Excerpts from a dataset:
****************************************

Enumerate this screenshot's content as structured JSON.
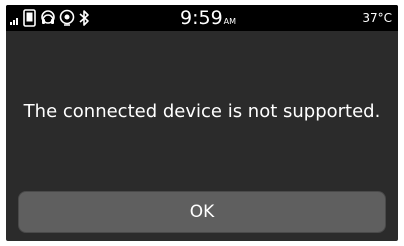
{
  "status_bar": {
    "time": "9:59",
    "time_suffix": "AM",
    "temperature": "37°C",
    "icons": [
      "signal-icon",
      "phone-icon",
      "headset-icon",
      "media-icon",
      "bluetooth-icon"
    ]
  },
  "dialog": {
    "message": "The connected device is not supported.",
    "ok_label": "OK"
  },
  "colors": {
    "screen_background": "#2b2b2b",
    "status_bar_background": "#000000",
    "button_background": "#5f5f5f",
    "text": "#ffffff"
  }
}
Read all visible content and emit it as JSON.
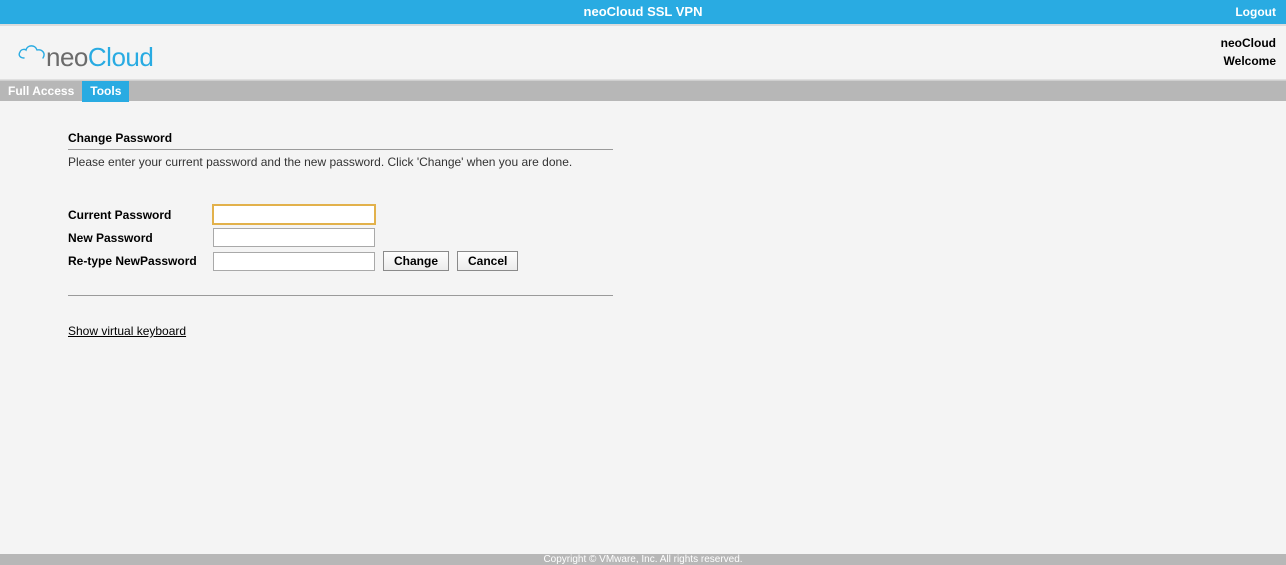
{
  "topbar": {
    "title": "neoCloud SSL VPN",
    "logout": "Logout"
  },
  "header": {
    "logo_neo": "neo",
    "logo_cloud": "Cloud",
    "account": "neoCloud",
    "welcome": "Welcome"
  },
  "nav": {
    "full_access": "Full Access",
    "tools": "Tools"
  },
  "main": {
    "title": "Change Password",
    "instructions": "Please enter your current password and the new password. Click 'Change' when you are done.",
    "labels": {
      "current": "Current Password",
      "newpw": "New Password",
      "retype": "Re-type NewPassword"
    },
    "values": {
      "current": "",
      "newpw": "",
      "retype": ""
    },
    "buttons": {
      "change": "Change",
      "cancel": "Cancel"
    },
    "virtual_keyboard": "Show virtual keyboard"
  },
  "footer": {
    "text": "Copyright © VMware, Inc. All rights reserved."
  },
  "colors": {
    "brand": "#29abe2",
    "navgrey": "#b7b7b7"
  }
}
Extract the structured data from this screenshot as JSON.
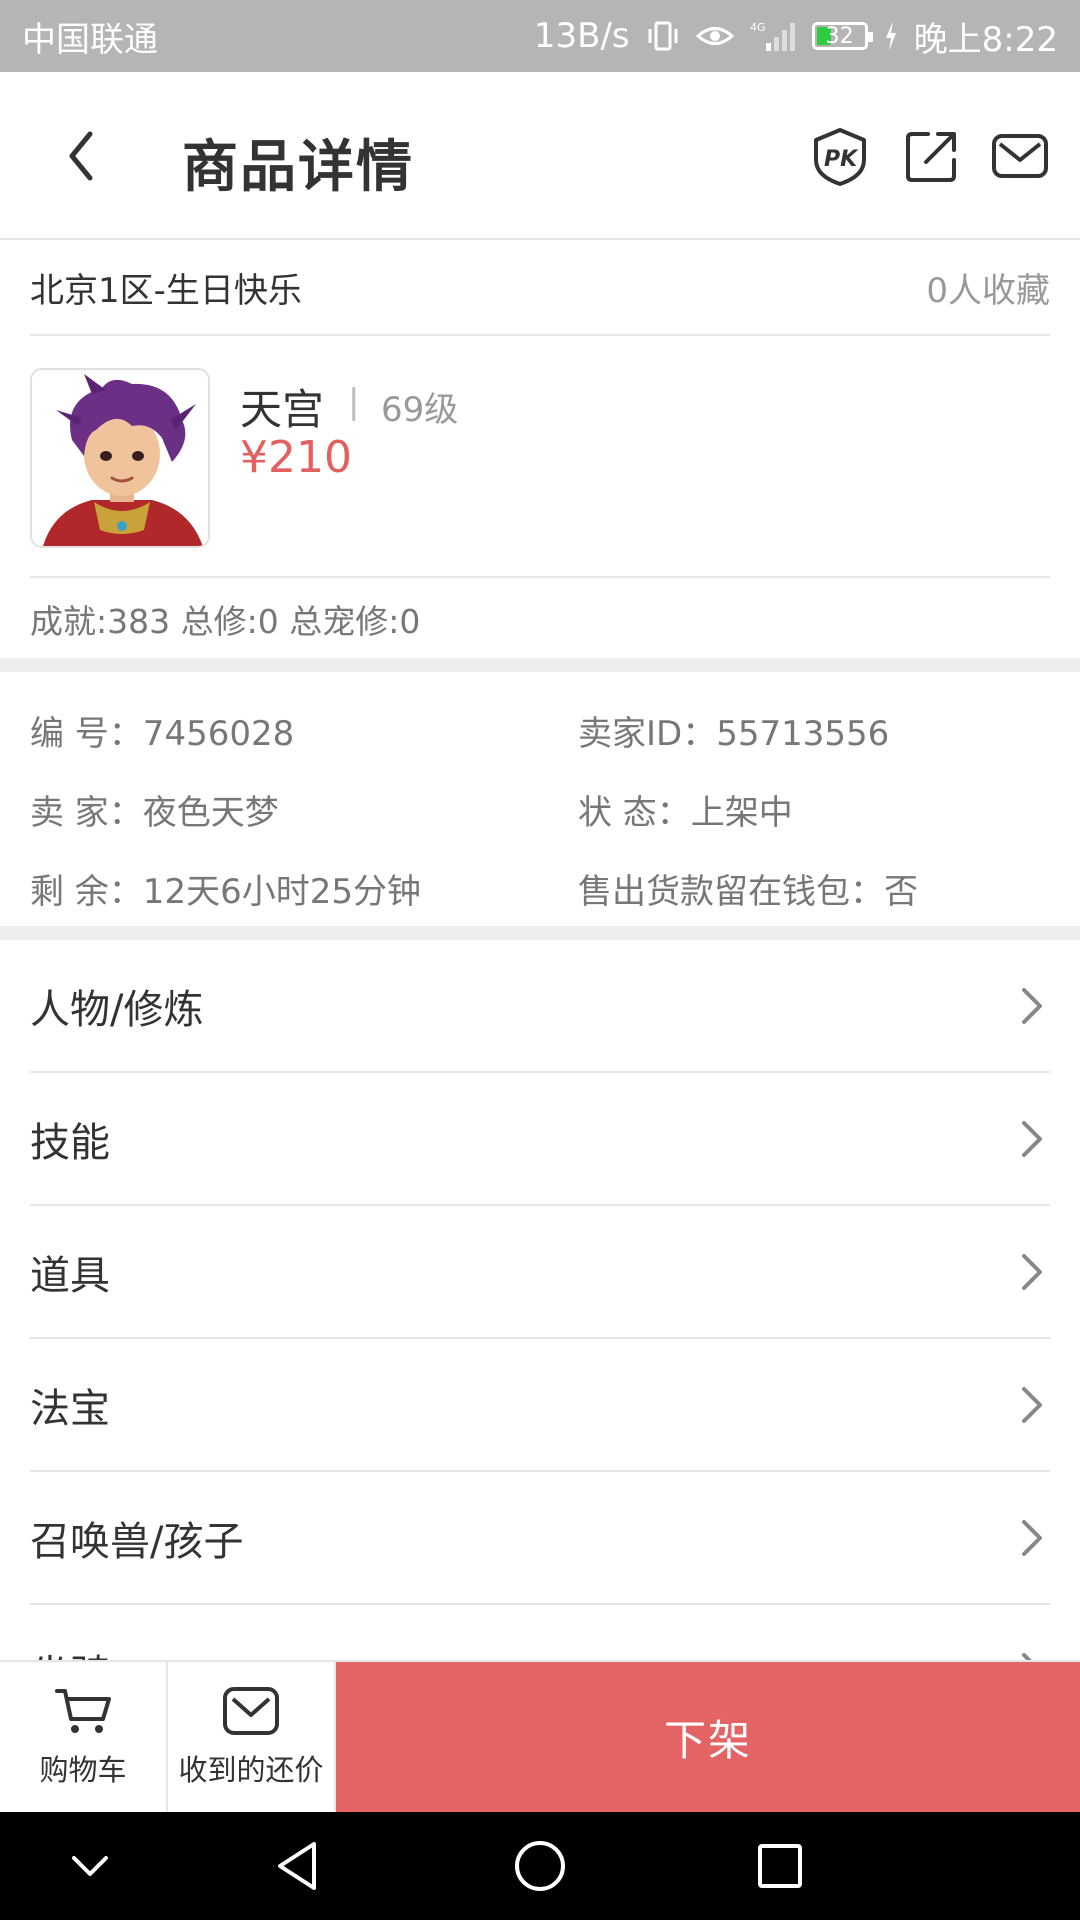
{
  "status_bar": {
    "carrier": "中国联通",
    "speed": "13B/s",
    "network": "4G",
    "battery": "32",
    "time": "晚上8:22"
  },
  "header": {
    "title": "商品详情",
    "icons": [
      "back-icon",
      "pk-icon",
      "share-icon",
      "mail-icon"
    ]
  },
  "server": {
    "name": "北京1区-生日快乐",
    "favorites": "0人收藏"
  },
  "character": {
    "name": "天宫",
    "separator": "|",
    "level": "69级",
    "price": "¥210",
    "stats": "成就:383 总修:0 总宠修:0"
  },
  "info": {
    "number": "编  号：7456028",
    "seller_id": "卖家ID：55713556",
    "seller": "卖  家：夜色天梦",
    "status": "状  态：上架中",
    "remaining": "剩  余：12天6小时25分钟",
    "wallet": "售出货款留在钱包：否"
  },
  "menu": [
    {
      "label": "人物/修炼"
    },
    {
      "label": "技能"
    },
    {
      "label": "道具"
    },
    {
      "label": "法宝"
    },
    {
      "label": "召唤兽/孩子"
    },
    {
      "label": "坐骑"
    }
  ],
  "action_bar": {
    "cart_label": "购物车",
    "offers_label": "收到的还价",
    "delist_label": "下架"
  },
  "colors": {
    "accent": "#e46466",
    "price": "#e46060",
    "status_bar": "#b5b5b5"
  }
}
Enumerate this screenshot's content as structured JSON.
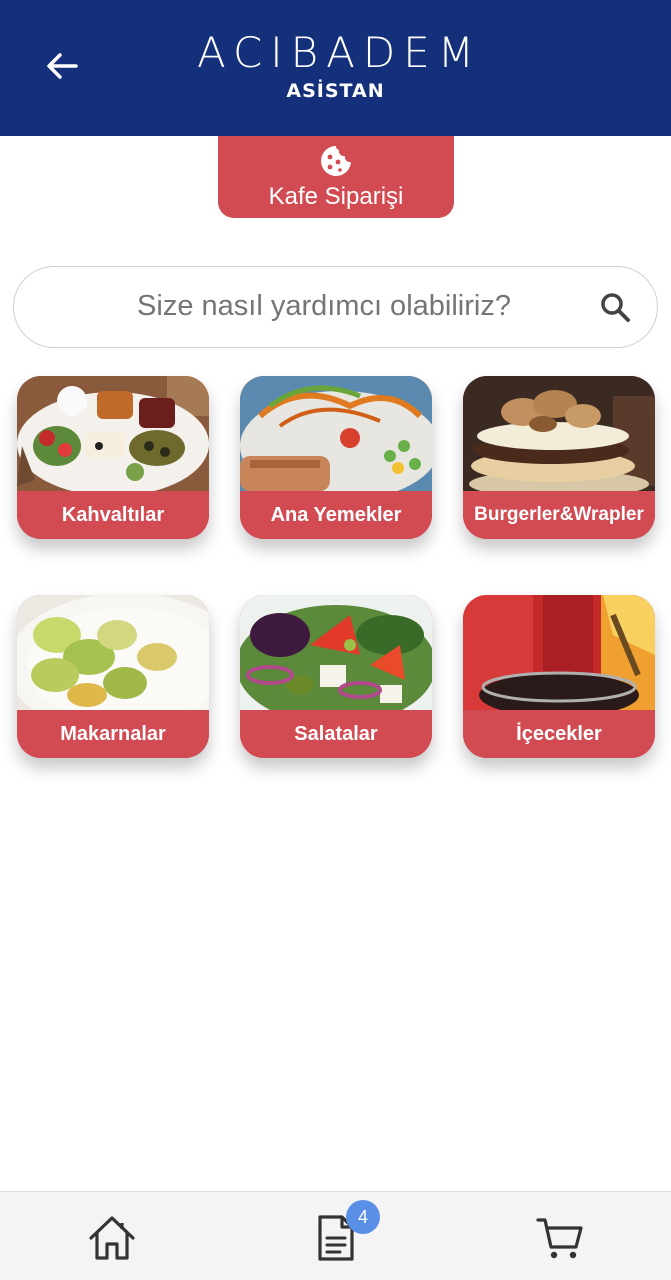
{
  "header": {
    "brand_name": "ACIBADEM",
    "brand_sub": "ASİSTAN",
    "back_icon": "arrow-left-icon",
    "background": "#15307a"
  },
  "cafe_tab": {
    "label": "Kafe Siparişi",
    "icon": "cookie-icon",
    "color": "#d24b53"
  },
  "search": {
    "placeholder": "Size nasıl yardımcı olabiliriz?",
    "value": "",
    "icon": "search-icon"
  },
  "categories": [
    {
      "label": "Kahvaltılar"
    },
    {
      "label": "Ana Yemekler"
    },
    {
      "label": "Burgerler&Wrapler"
    },
    {
      "label": "Makarnalar"
    },
    {
      "label": "Salatalar"
    },
    {
      "label": "İçecekler"
    }
  ],
  "bottom_nav": {
    "items": [
      {
        "icon": "home-icon"
      },
      {
        "icon": "document-icon",
        "badge": "4"
      },
      {
        "icon": "cart-icon"
      }
    ],
    "badge_color": "#5a8fe8"
  }
}
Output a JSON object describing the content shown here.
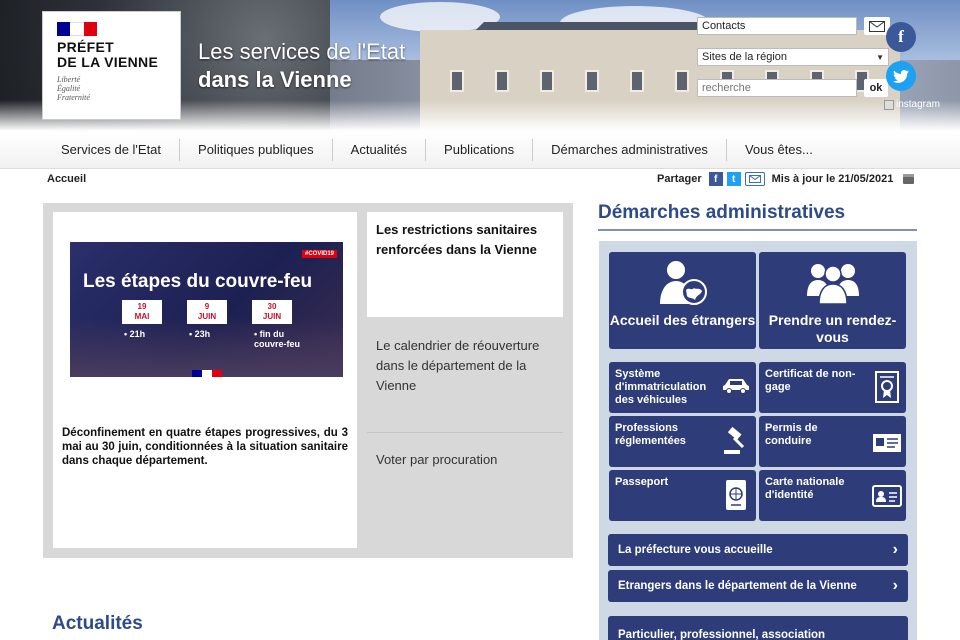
{
  "header": {
    "logo": {
      "title_line1": "PRÉFET",
      "title_line2": "DE LA VIENNE",
      "motto_line1": "Liberté",
      "motto_line2": "Égalité",
      "motto_line3": "Fraternité"
    },
    "site_title_line1": "Les services de l'Etat",
    "site_title_line2": "dans la Vienne",
    "contacts_label": "Contacts",
    "sites_select_value": "Sites de la région",
    "search_placeholder": "recherche",
    "search_button": "ok",
    "instagram_label": "instagram",
    "colors": {
      "flag_blue": "#000091",
      "flag_red": "#e1000f",
      "facebook": "#3b5998",
      "twitter": "#1da1f2"
    }
  },
  "nav": {
    "items": [
      {
        "label": "Services de l'Etat"
      },
      {
        "label": "Politiques publiques"
      },
      {
        "label": "Actualités"
      },
      {
        "label": "Publications"
      },
      {
        "label": "Démarches administratives"
      },
      {
        "label": "Vous êtes..."
      }
    ]
  },
  "breadcrumb": {
    "current": "Accueil"
  },
  "share": {
    "label": "Partager",
    "updated": "Mis à jour le 21/05/2021"
  },
  "carousel": {
    "image": {
      "tag": "#COVID19",
      "title": "Les étapes du couvre-feu",
      "dates": [
        {
          "line1": "19",
          "line2": "MAI",
          "caption": "• 21h"
        },
        {
          "line1": "9",
          "line2": "JUIN",
          "caption": "• 23h"
        },
        {
          "line1": "30",
          "line2": "JUIN",
          "caption": "• fin du couvre-feu"
        }
      ]
    },
    "caption": "Déconfinement en quatre étapes progressives, du 3 mai au 30 juin, conditionnées à la situation sanitaire dans chaque département.",
    "tabs": [
      {
        "label": "Les restrictions sanitaires renforcées dans la Vienne",
        "active": true
      },
      {
        "label": "Le calendrier de réouverture dans le département de la Vienne",
        "active": false
      },
      {
        "label": "Voter par procuration",
        "active": false
      }
    ]
  },
  "demarches": {
    "title": "Démarches administratives",
    "big_tiles": [
      {
        "label": "Accueil des étrangers",
        "icon": "person-globe-icon"
      },
      {
        "label": "Prendre un rendez-vous",
        "icon": "people-group-icon"
      }
    ],
    "small_tiles": [
      {
        "label": "Système d'immatriculation des véhicules",
        "icon": "car-icon"
      },
      {
        "label": "Certificat de non-gage",
        "icon": "certificate-icon"
      },
      {
        "label": "Professions réglementées",
        "icon": "gavel-icon"
      },
      {
        "label": "Permis de conduire",
        "icon": "license-card-icon"
      },
      {
        "label": "Passeport",
        "icon": "passport-icon"
      },
      {
        "label": "Carte nationale d'identité",
        "icon": "id-card-icon"
      }
    ],
    "links": [
      {
        "label": "La préfecture vous accueille"
      },
      {
        "label": "Etrangers dans le département de la Vienne"
      },
      {
        "label": "Particulier, professionnel, association"
      }
    ],
    "colors": {
      "tile": "#2e3d7a",
      "title": "#2d4a8a",
      "panel": "#cfd9e6"
    }
  },
  "actualites": {
    "title": "Actualités"
  }
}
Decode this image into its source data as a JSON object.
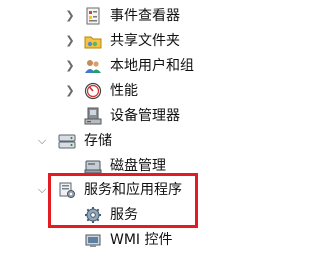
{
  "tree": {
    "items": [
      {
        "label": "事件查看器",
        "expanded": false,
        "icon": "event-viewer-icon"
      },
      {
        "label": "共享文件夹",
        "expanded": false,
        "icon": "shared-folder-icon"
      },
      {
        "label": "本地用户和组",
        "expanded": false,
        "icon": "local-users-icon"
      },
      {
        "label": "性能",
        "expanded": false,
        "icon": "performance-icon"
      },
      {
        "label": "设备管理器",
        "icon": "device-manager-icon"
      },
      {
        "label": "存储",
        "expanded": true,
        "icon": "storage-icon"
      },
      {
        "label": "磁盘管理",
        "icon": "disk-management-icon"
      },
      {
        "label": "服务和应用程序",
        "expanded": true,
        "icon": "services-apps-icon"
      },
      {
        "label": "服务",
        "icon": "services-gear-icon"
      },
      {
        "label": "WMI 控件",
        "icon": "wmi-control-icon"
      }
    ]
  },
  "colors": {
    "highlight_border": "#e31b23",
    "chevron": "#6a6a6a"
  }
}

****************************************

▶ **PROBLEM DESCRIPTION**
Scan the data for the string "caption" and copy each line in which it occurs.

▶ **SOLVED PROBLEM**
          "caption": "• 21h"
          "caption": "• 23h"
          "caption": "• fin du couvre-feu"
    "caption": "Déconfinement en quatre étapes progressives, du 3 mai au 30 juin, conditionnées à la situation sanitaire dans chaque département.",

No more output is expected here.